## [ACTION ITEM]
Search the data for "true". Return each matching line.
=== Section Start ===
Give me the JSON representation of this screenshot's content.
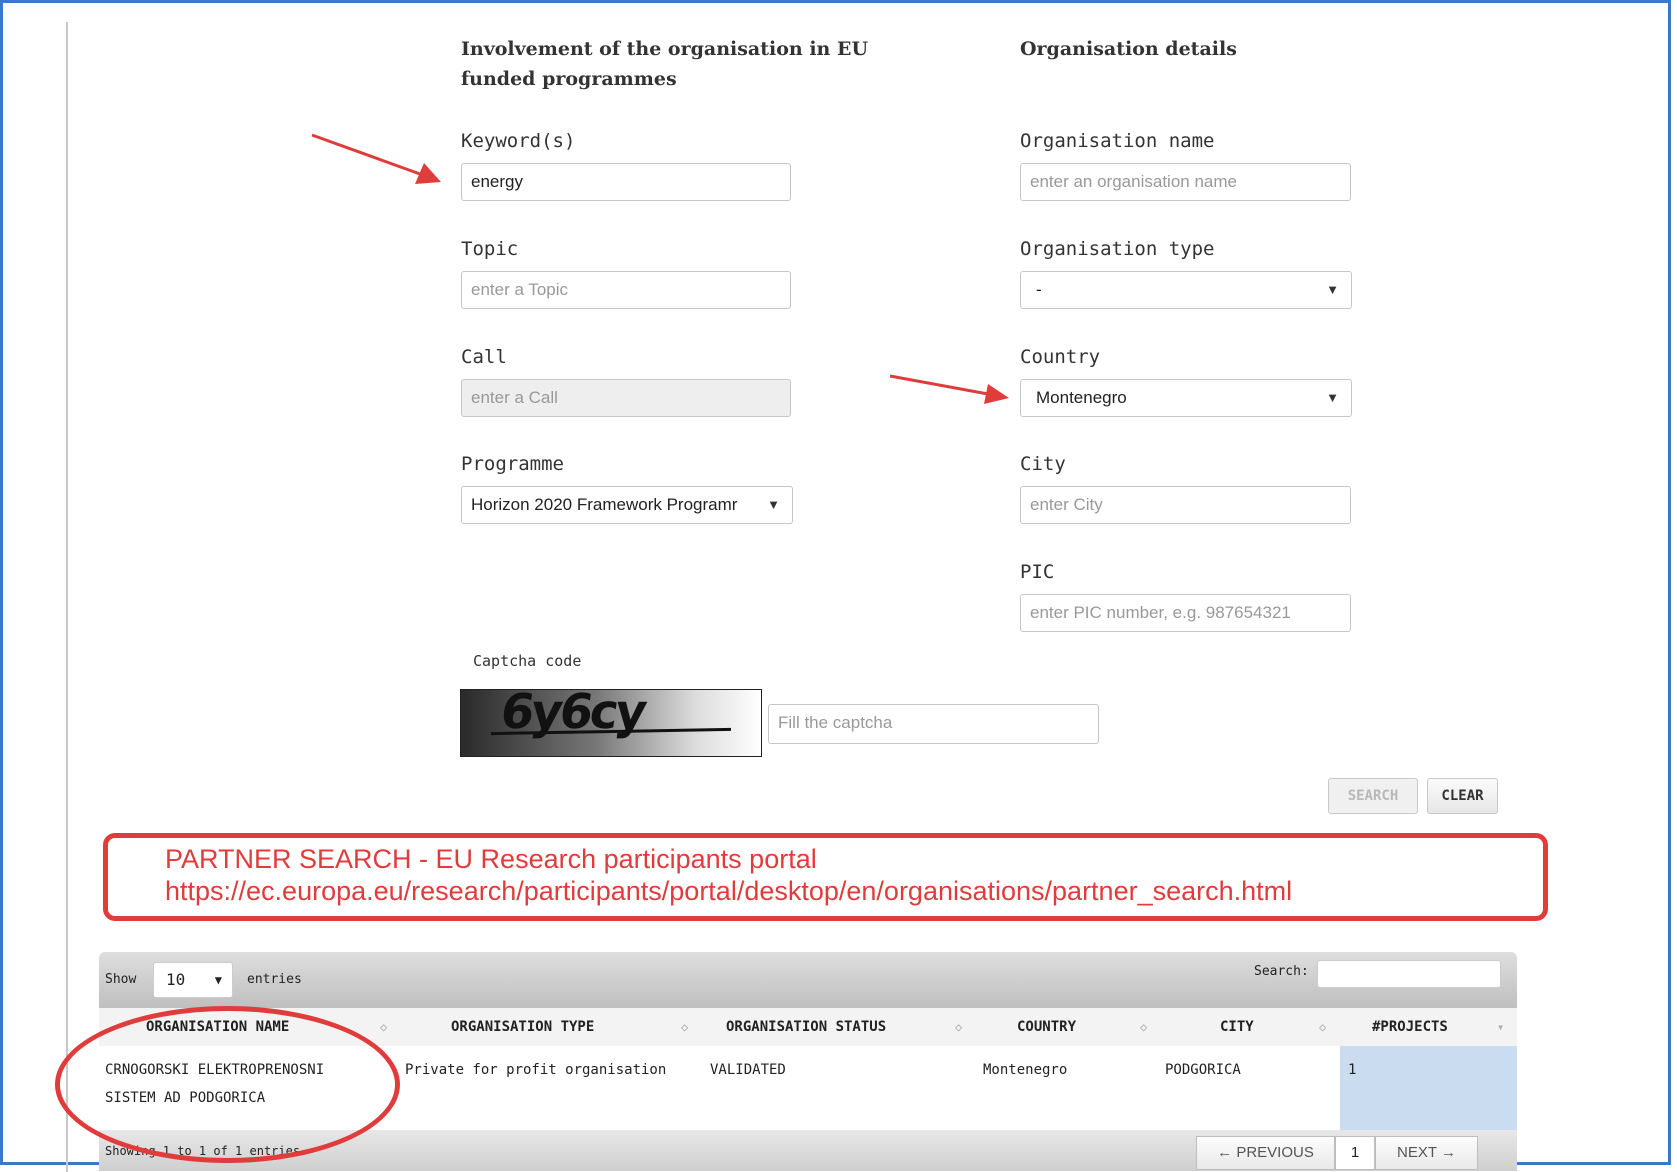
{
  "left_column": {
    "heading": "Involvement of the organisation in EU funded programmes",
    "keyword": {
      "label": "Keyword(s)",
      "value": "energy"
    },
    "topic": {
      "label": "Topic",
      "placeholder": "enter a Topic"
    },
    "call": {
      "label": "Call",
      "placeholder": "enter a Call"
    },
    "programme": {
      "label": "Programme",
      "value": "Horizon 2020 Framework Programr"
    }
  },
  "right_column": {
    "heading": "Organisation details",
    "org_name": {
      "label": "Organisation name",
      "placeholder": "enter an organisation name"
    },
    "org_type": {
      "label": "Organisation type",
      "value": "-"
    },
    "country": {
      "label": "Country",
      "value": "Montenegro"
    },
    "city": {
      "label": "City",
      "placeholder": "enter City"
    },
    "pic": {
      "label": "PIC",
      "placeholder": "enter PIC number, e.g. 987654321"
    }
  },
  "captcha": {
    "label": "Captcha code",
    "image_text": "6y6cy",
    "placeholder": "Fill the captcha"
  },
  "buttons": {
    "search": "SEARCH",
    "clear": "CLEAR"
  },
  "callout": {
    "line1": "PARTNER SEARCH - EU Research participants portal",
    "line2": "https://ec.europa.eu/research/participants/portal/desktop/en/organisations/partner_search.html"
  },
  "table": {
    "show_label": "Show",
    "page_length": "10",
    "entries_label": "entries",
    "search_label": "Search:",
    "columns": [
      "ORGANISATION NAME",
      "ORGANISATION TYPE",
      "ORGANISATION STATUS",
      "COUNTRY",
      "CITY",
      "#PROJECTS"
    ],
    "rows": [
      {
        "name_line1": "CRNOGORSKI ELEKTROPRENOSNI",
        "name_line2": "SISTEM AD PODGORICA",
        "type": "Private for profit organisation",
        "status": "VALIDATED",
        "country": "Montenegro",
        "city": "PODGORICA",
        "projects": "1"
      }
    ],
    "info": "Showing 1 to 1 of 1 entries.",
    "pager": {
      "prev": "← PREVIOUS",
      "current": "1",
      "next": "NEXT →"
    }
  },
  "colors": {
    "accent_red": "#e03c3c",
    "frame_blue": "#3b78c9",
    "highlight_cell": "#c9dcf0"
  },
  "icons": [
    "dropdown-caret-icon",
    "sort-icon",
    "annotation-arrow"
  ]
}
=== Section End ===
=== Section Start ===
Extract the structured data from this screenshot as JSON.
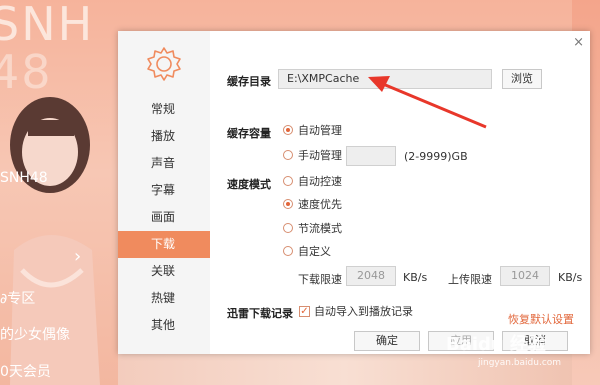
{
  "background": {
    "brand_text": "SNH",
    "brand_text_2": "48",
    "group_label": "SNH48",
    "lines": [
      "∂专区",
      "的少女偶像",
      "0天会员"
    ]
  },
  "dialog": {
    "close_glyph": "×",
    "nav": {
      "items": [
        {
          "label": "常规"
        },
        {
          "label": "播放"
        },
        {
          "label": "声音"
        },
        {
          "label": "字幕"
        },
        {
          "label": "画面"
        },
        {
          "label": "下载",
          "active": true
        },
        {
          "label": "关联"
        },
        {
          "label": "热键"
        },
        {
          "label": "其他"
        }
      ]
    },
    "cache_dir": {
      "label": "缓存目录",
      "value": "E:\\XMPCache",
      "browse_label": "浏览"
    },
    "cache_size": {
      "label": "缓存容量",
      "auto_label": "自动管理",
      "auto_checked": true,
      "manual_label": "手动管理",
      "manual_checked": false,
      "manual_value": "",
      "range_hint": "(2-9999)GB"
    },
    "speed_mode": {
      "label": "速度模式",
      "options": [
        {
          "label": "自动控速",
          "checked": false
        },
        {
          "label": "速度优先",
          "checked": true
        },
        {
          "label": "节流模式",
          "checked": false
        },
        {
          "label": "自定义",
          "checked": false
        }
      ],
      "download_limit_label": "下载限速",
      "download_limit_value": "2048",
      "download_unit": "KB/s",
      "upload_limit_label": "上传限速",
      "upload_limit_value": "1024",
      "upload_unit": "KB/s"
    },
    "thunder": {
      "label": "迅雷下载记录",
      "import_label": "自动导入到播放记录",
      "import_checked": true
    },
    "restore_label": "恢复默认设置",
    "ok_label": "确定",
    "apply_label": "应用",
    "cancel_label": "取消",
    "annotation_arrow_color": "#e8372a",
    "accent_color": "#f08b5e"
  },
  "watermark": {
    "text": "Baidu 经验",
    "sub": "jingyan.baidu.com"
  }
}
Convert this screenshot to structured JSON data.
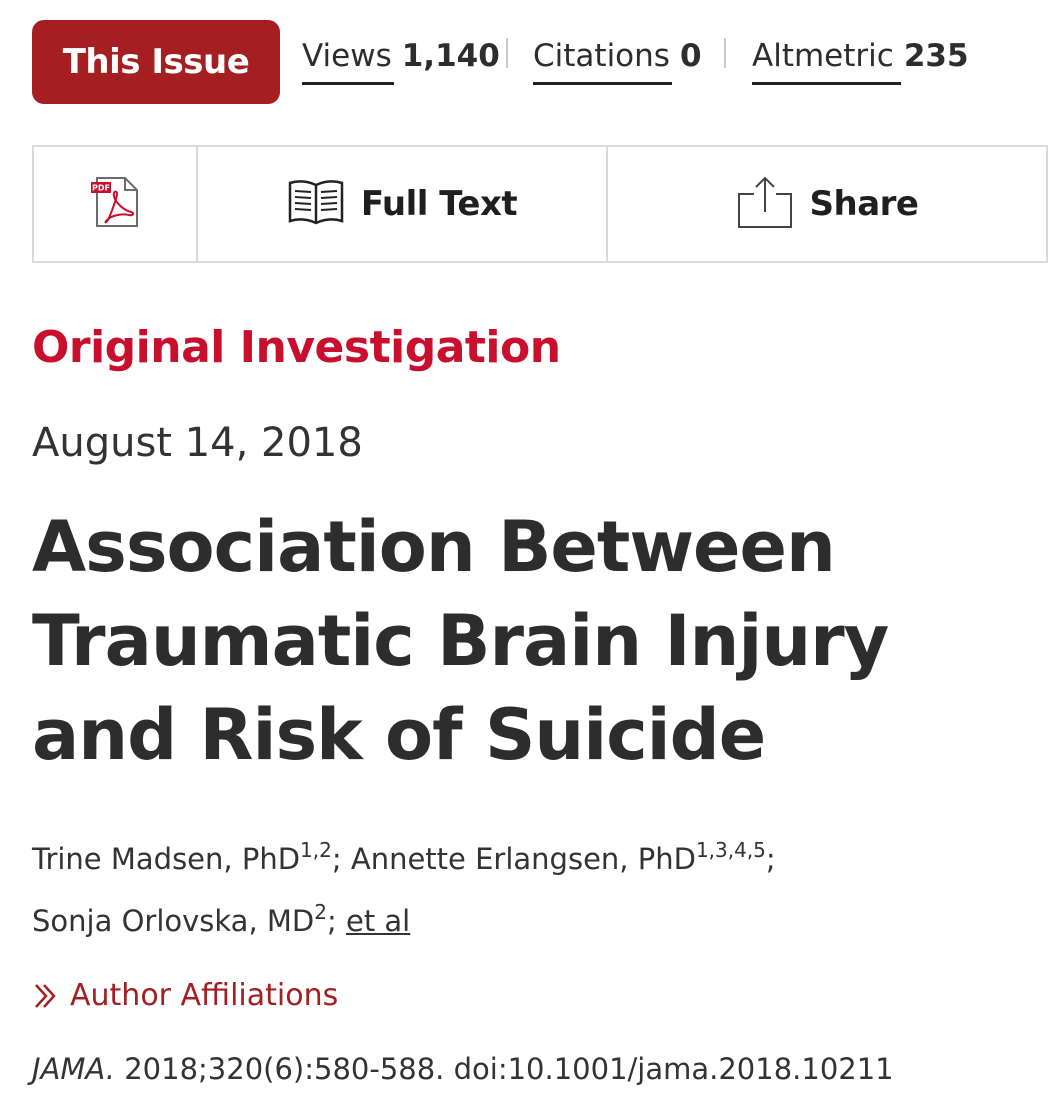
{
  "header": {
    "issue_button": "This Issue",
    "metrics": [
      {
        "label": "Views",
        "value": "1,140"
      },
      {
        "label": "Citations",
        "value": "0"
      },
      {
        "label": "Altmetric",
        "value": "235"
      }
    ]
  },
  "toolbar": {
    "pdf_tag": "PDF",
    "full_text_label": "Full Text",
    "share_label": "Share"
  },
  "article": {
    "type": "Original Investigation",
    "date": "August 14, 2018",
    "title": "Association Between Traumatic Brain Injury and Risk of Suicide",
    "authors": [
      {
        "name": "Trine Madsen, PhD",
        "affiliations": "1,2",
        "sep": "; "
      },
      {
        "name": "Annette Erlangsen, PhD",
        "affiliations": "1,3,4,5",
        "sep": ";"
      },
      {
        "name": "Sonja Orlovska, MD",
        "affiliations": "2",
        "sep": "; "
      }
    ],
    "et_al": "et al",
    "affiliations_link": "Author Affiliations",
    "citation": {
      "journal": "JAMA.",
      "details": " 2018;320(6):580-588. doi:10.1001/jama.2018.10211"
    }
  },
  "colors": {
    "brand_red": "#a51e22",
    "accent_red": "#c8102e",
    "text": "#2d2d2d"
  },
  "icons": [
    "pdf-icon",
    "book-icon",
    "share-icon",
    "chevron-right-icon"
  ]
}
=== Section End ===
## [ANSWER]
          "active": true
      "auto_checked": true,
          "checked": true
      "import_checked": true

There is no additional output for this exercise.